_Task_. Copy every entry below exactly as it appears, leaving out the images.
---+---
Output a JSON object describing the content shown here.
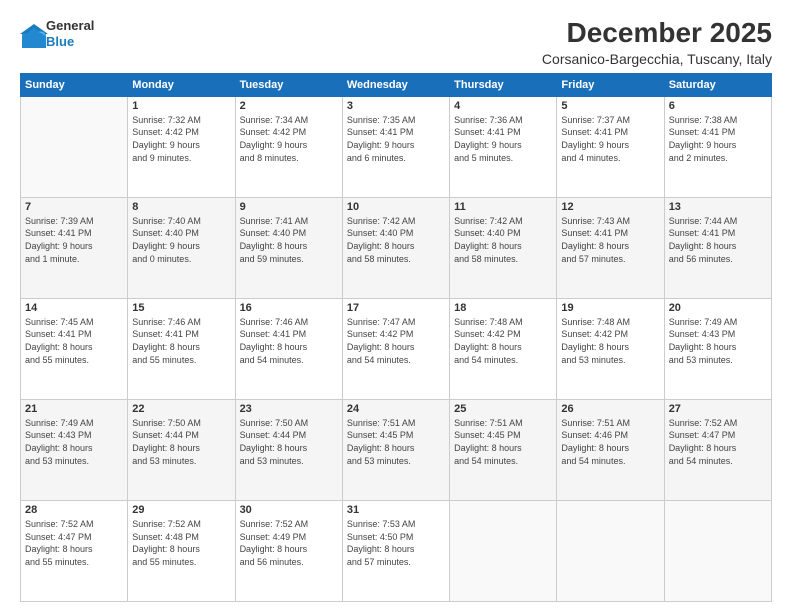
{
  "logo": {
    "line1": "General",
    "line2": "Blue"
  },
  "title": "December 2025",
  "location": "Corsanico-Bargecchia, Tuscany, Italy",
  "headers": [
    "Sunday",
    "Monday",
    "Tuesday",
    "Wednesday",
    "Thursday",
    "Friday",
    "Saturday"
  ],
  "weeks": [
    [
      {
        "day": "",
        "info": ""
      },
      {
        "day": "1",
        "info": "Sunrise: 7:32 AM\nSunset: 4:42 PM\nDaylight: 9 hours\nand 9 minutes."
      },
      {
        "day": "2",
        "info": "Sunrise: 7:34 AM\nSunset: 4:42 PM\nDaylight: 9 hours\nand 8 minutes."
      },
      {
        "day": "3",
        "info": "Sunrise: 7:35 AM\nSunset: 4:41 PM\nDaylight: 9 hours\nand 6 minutes."
      },
      {
        "day": "4",
        "info": "Sunrise: 7:36 AM\nSunset: 4:41 PM\nDaylight: 9 hours\nand 5 minutes."
      },
      {
        "day": "5",
        "info": "Sunrise: 7:37 AM\nSunset: 4:41 PM\nDaylight: 9 hours\nand 4 minutes."
      },
      {
        "day": "6",
        "info": "Sunrise: 7:38 AM\nSunset: 4:41 PM\nDaylight: 9 hours\nand 2 minutes."
      }
    ],
    [
      {
        "day": "7",
        "info": "Sunrise: 7:39 AM\nSunset: 4:41 PM\nDaylight: 9 hours\nand 1 minute."
      },
      {
        "day": "8",
        "info": "Sunrise: 7:40 AM\nSunset: 4:40 PM\nDaylight: 9 hours\nand 0 minutes."
      },
      {
        "day": "9",
        "info": "Sunrise: 7:41 AM\nSunset: 4:40 PM\nDaylight: 8 hours\nand 59 minutes."
      },
      {
        "day": "10",
        "info": "Sunrise: 7:42 AM\nSunset: 4:40 PM\nDaylight: 8 hours\nand 58 minutes."
      },
      {
        "day": "11",
        "info": "Sunrise: 7:42 AM\nSunset: 4:40 PM\nDaylight: 8 hours\nand 58 minutes."
      },
      {
        "day": "12",
        "info": "Sunrise: 7:43 AM\nSunset: 4:41 PM\nDaylight: 8 hours\nand 57 minutes."
      },
      {
        "day": "13",
        "info": "Sunrise: 7:44 AM\nSunset: 4:41 PM\nDaylight: 8 hours\nand 56 minutes."
      }
    ],
    [
      {
        "day": "14",
        "info": "Sunrise: 7:45 AM\nSunset: 4:41 PM\nDaylight: 8 hours\nand 55 minutes."
      },
      {
        "day": "15",
        "info": "Sunrise: 7:46 AM\nSunset: 4:41 PM\nDaylight: 8 hours\nand 55 minutes."
      },
      {
        "day": "16",
        "info": "Sunrise: 7:46 AM\nSunset: 4:41 PM\nDaylight: 8 hours\nand 54 minutes."
      },
      {
        "day": "17",
        "info": "Sunrise: 7:47 AM\nSunset: 4:42 PM\nDaylight: 8 hours\nand 54 minutes."
      },
      {
        "day": "18",
        "info": "Sunrise: 7:48 AM\nSunset: 4:42 PM\nDaylight: 8 hours\nand 54 minutes."
      },
      {
        "day": "19",
        "info": "Sunrise: 7:48 AM\nSunset: 4:42 PM\nDaylight: 8 hours\nand 53 minutes."
      },
      {
        "day": "20",
        "info": "Sunrise: 7:49 AM\nSunset: 4:43 PM\nDaylight: 8 hours\nand 53 minutes."
      }
    ],
    [
      {
        "day": "21",
        "info": "Sunrise: 7:49 AM\nSunset: 4:43 PM\nDaylight: 8 hours\nand 53 minutes."
      },
      {
        "day": "22",
        "info": "Sunrise: 7:50 AM\nSunset: 4:44 PM\nDaylight: 8 hours\nand 53 minutes."
      },
      {
        "day": "23",
        "info": "Sunrise: 7:50 AM\nSunset: 4:44 PM\nDaylight: 8 hours\nand 53 minutes."
      },
      {
        "day": "24",
        "info": "Sunrise: 7:51 AM\nSunset: 4:45 PM\nDaylight: 8 hours\nand 53 minutes."
      },
      {
        "day": "25",
        "info": "Sunrise: 7:51 AM\nSunset: 4:45 PM\nDaylight: 8 hours\nand 54 minutes."
      },
      {
        "day": "26",
        "info": "Sunrise: 7:51 AM\nSunset: 4:46 PM\nDaylight: 8 hours\nand 54 minutes."
      },
      {
        "day": "27",
        "info": "Sunrise: 7:52 AM\nSunset: 4:47 PM\nDaylight: 8 hours\nand 54 minutes."
      }
    ],
    [
      {
        "day": "28",
        "info": "Sunrise: 7:52 AM\nSunset: 4:47 PM\nDaylight: 8 hours\nand 55 minutes."
      },
      {
        "day": "29",
        "info": "Sunrise: 7:52 AM\nSunset: 4:48 PM\nDaylight: 8 hours\nand 55 minutes."
      },
      {
        "day": "30",
        "info": "Sunrise: 7:52 AM\nSunset: 4:49 PM\nDaylight: 8 hours\nand 56 minutes."
      },
      {
        "day": "31",
        "info": "Sunrise: 7:53 AM\nSunset: 4:50 PM\nDaylight: 8 hours\nand 57 minutes."
      },
      {
        "day": "",
        "info": ""
      },
      {
        "day": "",
        "info": ""
      },
      {
        "day": "",
        "info": ""
      }
    ]
  ]
}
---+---
_Written solution_.
Output a JSON object describing the content shown here.
{
  "logo": {
    "line1": "General",
    "line2": "Blue"
  },
  "title": "December 2025",
  "location": "Corsanico-Bargecchia, Tuscany, Italy",
  "headers": [
    "Sunday",
    "Monday",
    "Tuesday",
    "Wednesday",
    "Thursday",
    "Friday",
    "Saturday"
  ],
  "weeks": [
    [
      {
        "day": "",
        "info": ""
      },
      {
        "day": "1",
        "info": "Sunrise: 7:32 AM\nSunset: 4:42 PM\nDaylight: 9 hours\nand 9 minutes."
      },
      {
        "day": "2",
        "info": "Sunrise: 7:34 AM\nSunset: 4:42 PM\nDaylight: 9 hours\nand 8 minutes."
      },
      {
        "day": "3",
        "info": "Sunrise: 7:35 AM\nSunset: 4:41 PM\nDaylight: 9 hours\nand 6 minutes."
      },
      {
        "day": "4",
        "info": "Sunrise: 7:36 AM\nSunset: 4:41 PM\nDaylight: 9 hours\nand 5 minutes."
      },
      {
        "day": "5",
        "info": "Sunrise: 7:37 AM\nSunset: 4:41 PM\nDaylight: 9 hours\nand 4 minutes."
      },
      {
        "day": "6",
        "info": "Sunrise: 7:38 AM\nSunset: 4:41 PM\nDaylight: 9 hours\nand 2 minutes."
      }
    ],
    [
      {
        "day": "7",
        "info": "Sunrise: 7:39 AM\nSunset: 4:41 PM\nDaylight: 9 hours\nand 1 minute."
      },
      {
        "day": "8",
        "info": "Sunrise: 7:40 AM\nSunset: 4:40 PM\nDaylight: 9 hours\nand 0 minutes."
      },
      {
        "day": "9",
        "info": "Sunrise: 7:41 AM\nSunset: 4:40 PM\nDaylight: 8 hours\nand 59 minutes."
      },
      {
        "day": "10",
        "info": "Sunrise: 7:42 AM\nSunset: 4:40 PM\nDaylight: 8 hours\nand 58 minutes."
      },
      {
        "day": "11",
        "info": "Sunrise: 7:42 AM\nSunset: 4:40 PM\nDaylight: 8 hours\nand 58 minutes."
      },
      {
        "day": "12",
        "info": "Sunrise: 7:43 AM\nSunset: 4:41 PM\nDaylight: 8 hours\nand 57 minutes."
      },
      {
        "day": "13",
        "info": "Sunrise: 7:44 AM\nSunset: 4:41 PM\nDaylight: 8 hours\nand 56 minutes."
      }
    ],
    [
      {
        "day": "14",
        "info": "Sunrise: 7:45 AM\nSunset: 4:41 PM\nDaylight: 8 hours\nand 55 minutes."
      },
      {
        "day": "15",
        "info": "Sunrise: 7:46 AM\nSunset: 4:41 PM\nDaylight: 8 hours\nand 55 minutes."
      },
      {
        "day": "16",
        "info": "Sunrise: 7:46 AM\nSunset: 4:41 PM\nDaylight: 8 hours\nand 54 minutes."
      },
      {
        "day": "17",
        "info": "Sunrise: 7:47 AM\nSunset: 4:42 PM\nDaylight: 8 hours\nand 54 minutes."
      },
      {
        "day": "18",
        "info": "Sunrise: 7:48 AM\nSunset: 4:42 PM\nDaylight: 8 hours\nand 54 minutes."
      },
      {
        "day": "19",
        "info": "Sunrise: 7:48 AM\nSunset: 4:42 PM\nDaylight: 8 hours\nand 53 minutes."
      },
      {
        "day": "20",
        "info": "Sunrise: 7:49 AM\nSunset: 4:43 PM\nDaylight: 8 hours\nand 53 minutes."
      }
    ],
    [
      {
        "day": "21",
        "info": "Sunrise: 7:49 AM\nSunset: 4:43 PM\nDaylight: 8 hours\nand 53 minutes."
      },
      {
        "day": "22",
        "info": "Sunrise: 7:50 AM\nSunset: 4:44 PM\nDaylight: 8 hours\nand 53 minutes."
      },
      {
        "day": "23",
        "info": "Sunrise: 7:50 AM\nSunset: 4:44 PM\nDaylight: 8 hours\nand 53 minutes."
      },
      {
        "day": "24",
        "info": "Sunrise: 7:51 AM\nSunset: 4:45 PM\nDaylight: 8 hours\nand 53 minutes."
      },
      {
        "day": "25",
        "info": "Sunrise: 7:51 AM\nSunset: 4:45 PM\nDaylight: 8 hours\nand 54 minutes."
      },
      {
        "day": "26",
        "info": "Sunrise: 7:51 AM\nSunset: 4:46 PM\nDaylight: 8 hours\nand 54 minutes."
      },
      {
        "day": "27",
        "info": "Sunrise: 7:52 AM\nSunset: 4:47 PM\nDaylight: 8 hours\nand 54 minutes."
      }
    ],
    [
      {
        "day": "28",
        "info": "Sunrise: 7:52 AM\nSunset: 4:47 PM\nDaylight: 8 hours\nand 55 minutes."
      },
      {
        "day": "29",
        "info": "Sunrise: 7:52 AM\nSunset: 4:48 PM\nDaylight: 8 hours\nand 55 minutes."
      },
      {
        "day": "30",
        "info": "Sunrise: 7:52 AM\nSunset: 4:49 PM\nDaylight: 8 hours\nand 56 minutes."
      },
      {
        "day": "31",
        "info": "Sunrise: 7:53 AM\nSunset: 4:50 PM\nDaylight: 8 hours\nand 57 minutes."
      },
      {
        "day": "",
        "info": ""
      },
      {
        "day": "",
        "info": ""
      },
      {
        "day": "",
        "info": ""
      }
    ]
  ]
}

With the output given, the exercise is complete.